The relationship between Dominant violence (or structural violence) and Resistant violence (or counter-violence) is the subject of this past week’s reading in my doctoral cohort. We examined Volume 101 of the journal The Muslim World. Published in April 2011, the issue contains ten articles which “bring to the forefront what states and rulers often prefer to leave backstage: . . . the role played by structural violence in the development of counter-violence” (Bonnefoy, Burgat, and Menoret, “Introduction” 127).
The publication highlights the complexities involved in understanding the roots of the visible violence that sometimes erupts in and from Arab states. Westerners often are oblivious to the structural and administrative violence that gives rise to the counter-violence we observe as terrorism. We prefer to simplify these complexities into “religious ideologies,” turning multifaceted political machinations into thin “holy wars.” But not all structural violence results in visible counter-violence.
In “Statelessness & Administrative Violence: Bidūns‘ Survival Strategies in Kuwait”, Clair Beaugrand describes the plight of a “ghost population” who live “literally ‘without’ nationality,” stuck between a state which will not recognize them and a tribal system which no longer exists (Beaugrand, 228). She describes three layers of administrative violence experienced by the bidūns: systemic, which describes the “diffusion of norms of the international system”; structural, which “is linked to the narrow and inflexible definition of citizenship in . . . Kuwait”; and administrative, which serves to “de-legitimise the claims to citizenship by anybody feeling some sense of entitlement” (ibid., 229).

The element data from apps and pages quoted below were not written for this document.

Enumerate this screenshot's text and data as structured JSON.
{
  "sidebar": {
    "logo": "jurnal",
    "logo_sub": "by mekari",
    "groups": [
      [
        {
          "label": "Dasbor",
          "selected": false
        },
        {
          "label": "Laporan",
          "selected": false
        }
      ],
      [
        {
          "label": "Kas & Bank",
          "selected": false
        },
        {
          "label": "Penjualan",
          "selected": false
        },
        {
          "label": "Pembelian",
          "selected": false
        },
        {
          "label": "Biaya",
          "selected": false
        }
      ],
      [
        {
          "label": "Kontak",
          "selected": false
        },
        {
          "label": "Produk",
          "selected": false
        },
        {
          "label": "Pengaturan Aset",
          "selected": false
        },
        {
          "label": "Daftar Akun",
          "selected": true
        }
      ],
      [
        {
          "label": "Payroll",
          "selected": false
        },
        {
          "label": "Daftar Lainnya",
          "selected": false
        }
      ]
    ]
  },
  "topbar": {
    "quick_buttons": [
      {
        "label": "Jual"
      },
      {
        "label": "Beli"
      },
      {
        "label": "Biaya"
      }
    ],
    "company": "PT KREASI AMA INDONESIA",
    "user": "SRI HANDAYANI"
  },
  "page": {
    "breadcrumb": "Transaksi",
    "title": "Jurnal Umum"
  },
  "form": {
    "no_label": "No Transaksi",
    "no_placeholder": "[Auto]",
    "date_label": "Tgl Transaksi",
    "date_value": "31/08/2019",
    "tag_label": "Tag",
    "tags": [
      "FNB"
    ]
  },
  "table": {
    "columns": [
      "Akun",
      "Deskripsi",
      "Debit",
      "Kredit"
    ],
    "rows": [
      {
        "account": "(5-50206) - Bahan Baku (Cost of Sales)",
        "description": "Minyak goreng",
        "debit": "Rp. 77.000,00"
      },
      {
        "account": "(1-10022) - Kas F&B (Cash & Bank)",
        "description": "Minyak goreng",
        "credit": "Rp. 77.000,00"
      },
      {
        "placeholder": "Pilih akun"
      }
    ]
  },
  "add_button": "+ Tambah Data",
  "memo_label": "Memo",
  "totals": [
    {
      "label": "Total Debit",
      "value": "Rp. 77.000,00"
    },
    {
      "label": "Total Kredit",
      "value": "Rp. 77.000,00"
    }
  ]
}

Part of what makes the situation of the bidūns so complex is the 20th-century imposition of Western European style nation building and statehood in a region that was previously dominated by fluctuating, migrant tribal “borders.” The bidūn claim to citizenship is rooted in an historical and tribal tie to the land. Because of their migratory patterns of movement, the bidūns established no cities, no formalized governments. In other words, though they’ve existed in the territory, known now as Kuwait, for generations, they have no “proof” of their right to be there.
It wasn’t until 1922 that Kuwait had any official borders to speak of, and these weren’t finalized until 1966 (ibid., 233). Once fixed, the borders effectively cut off bidūns from their regular migrant routes. When those outside the border relocated inside, they were treated as illegal aliens with no claim to citizenship in the young country.
The situation for bidūns in Kuwait shares striking similarities with the plight of migrant workers in North America. Before the late-18th century acquisition fever of the United States, indigenous peoples freely migrated across what are now state and national borders. Is it any wonder that this pattern continues today, despite administrative, structural, and systemic efforts to quell it? As an aside, under the Bracero Program migrant labor from Mexico was actually facilitated by the U.S. government from 1942 to 1964 to keep domestic productivity going while most working men were off fighting WWII.
So far, the bidūns in Kuwait (and the migrant farmers in the U.S.) have found ways to survive under administrative violence without resorting to visible counter-violence. Yet one wonders how long this pattern can continue. The Hebrews suffered under administrative violence in Egypt (including forced labor and state-mandated male infanticide), for many generations until Yahweh told Moses that He’d heard the cry of His people (Exodus 3:7) and delivered them from their oppressors.
God has a track record of being on the side of the poor, the oppressed, and the downtrodden. In the Biblical story it seems that administrative violence never wins. Revolution eventually happens, sometimes violently. Perhaps if we seek to recognize and address the administrative violence, we can prevent outbreaks of “terroristic” violence that too often accompany movements of liberation.